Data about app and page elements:
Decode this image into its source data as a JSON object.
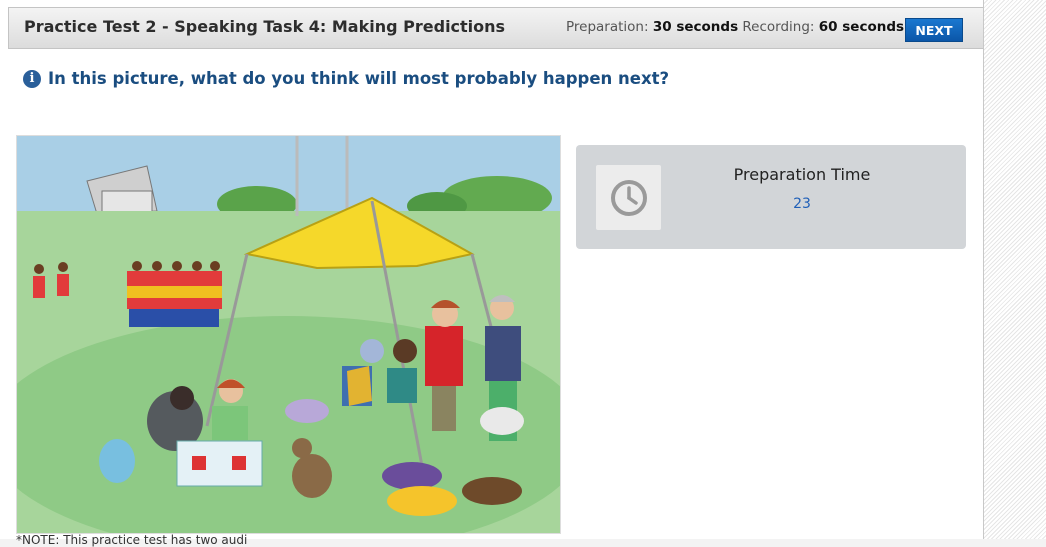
{
  "header": {
    "title": "Practice Test 2 - Speaking Task 4: Making Predictions",
    "prep_label": "Preparation:",
    "prep_value": "30 seconds",
    "rec_label": "Recording:",
    "rec_value": "60 seconds",
    "next_label": "NEXT"
  },
  "question": {
    "icon": "info-icon",
    "text": "In this picture, what do you think will most probably happen next?"
  },
  "picture": {
    "subject": "picnic-illustration"
  },
  "note": "*NOTE: This practice test has two audi",
  "timer": {
    "icon": "clock-icon",
    "label": "Preparation Time",
    "value": "23"
  },
  "colors": {
    "accent": "#0b56a8",
    "title_text": "#1a4d80",
    "timer_value": "#1f5fb8",
    "timer_box": "#d2d5d8"
  }
}
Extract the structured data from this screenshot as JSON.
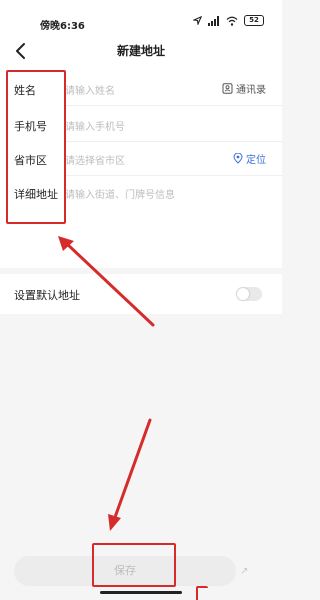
{
  "status_bar": {
    "time": "傍晚6:36",
    "battery": "52"
  },
  "header": {
    "title": "新建地址"
  },
  "form": {
    "name": {
      "label": "姓名",
      "placeholder": "请输入姓名",
      "action": "通讯录"
    },
    "phone": {
      "label": "手机号",
      "placeholder": "请输入手机号"
    },
    "region": {
      "label": "省市区",
      "placeholder": "请选择省市区",
      "action": "定位"
    },
    "address": {
      "label": "详细地址",
      "placeholder": "请输入街道、门牌号信息"
    }
  },
  "default_address": {
    "label": "设置默认地址",
    "enabled": false
  },
  "footer": {
    "save_label": "保存"
  },
  "colors": {
    "accent": "#3b6fd8",
    "annotation": "#d62b2b"
  }
}
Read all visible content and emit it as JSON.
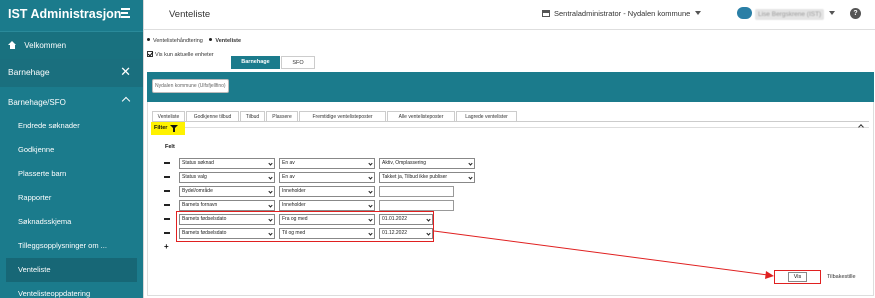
{
  "sidebar": {
    "app_title": "IST Administrasjon",
    "home_label": "Velkommen",
    "section_label": "Barnehage",
    "group_label": "Barnehage/SFO",
    "items": [
      {
        "label": "Endrede søknader"
      },
      {
        "label": "Godkjenne"
      },
      {
        "label": "Plasserte barn"
      },
      {
        "label": "Rapporter"
      },
      {
        "label": "Søknadsskjema"
      },
      {
        "label": "Tilleggsopplysninger om ..."
      },
      {
        "label": "Venteliste"
      },
      {
        "label": "Ventelisteoppdatering"
      }
    ],
    "active_item": "Venteliste"
  },
  "header": {
    "page_title": "Venteliste",
    "role": "Sentraladministrator - Nydalen kommune",
    "user_name": "Lise Bergskrene (IST)",
    "help": "?"
  },
  "breadcrumb": {
    "first": "Ventelistehåndtering",
    "current": "Venteliste"
  },
  "options": {
    "only_current_units": "Vis kun aktuelle enheter",
    "segments": [
      "Barnehage",
      "SFO"
    ]
  },
  "kommune_selector": "Nydalen kommune (Ulfsfjellfino)",
  "tabs": [
    "Venteliste",
    "Godkjenne tilbud",
    "Tilbud",
    "Plassere",
    "Fremtidige ventelisteposter",
    "Alle ventelisteposter",
    "Lagrede ventelister"
  ],
  "filter": {
    "button_label": "Filter",
    "felt_label": "Felt",
    "rows": [
      {
        "field": "Status søknad",
        "op": "En av",
        "value": "Aktiv, Omplassering"
      },
      {
        "field": "Status valg",
        "op": "En av",
        "value": "Takket ja, Tilbud ikke publiser"
      },
      {
        "field": "Bydel/område",
        "op": "Inneholder",
        "value": ""
      },
      {
        "field": "Barnets fornavn",
        "op": "Inneholder",
        "value": ""
      },
      {
        "field": "Barnets fødselsdato",
        "op": "Fra og med",
        "value": "01.01.2022"
      },
      {
        "field": "Barnets fødselsdato",
        "op": "Til og med",
        "value": "01.12.2022"
      }
    ],
    "add_symbol": "+",
    "show_label": "Vis",
    "reset_label": "Tilbakestille"
  },
  "colors": {
    "sidebar": "#1b7b8c",
    "highlight": "#e02020",
    "filter_button": "#fff200"
  }
}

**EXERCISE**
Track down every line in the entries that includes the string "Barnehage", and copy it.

**EXERCISE SOLUTION**
    "section_label": "Barnehage",
    "group_label": "Barnehage/SFO",
      "Barnehage",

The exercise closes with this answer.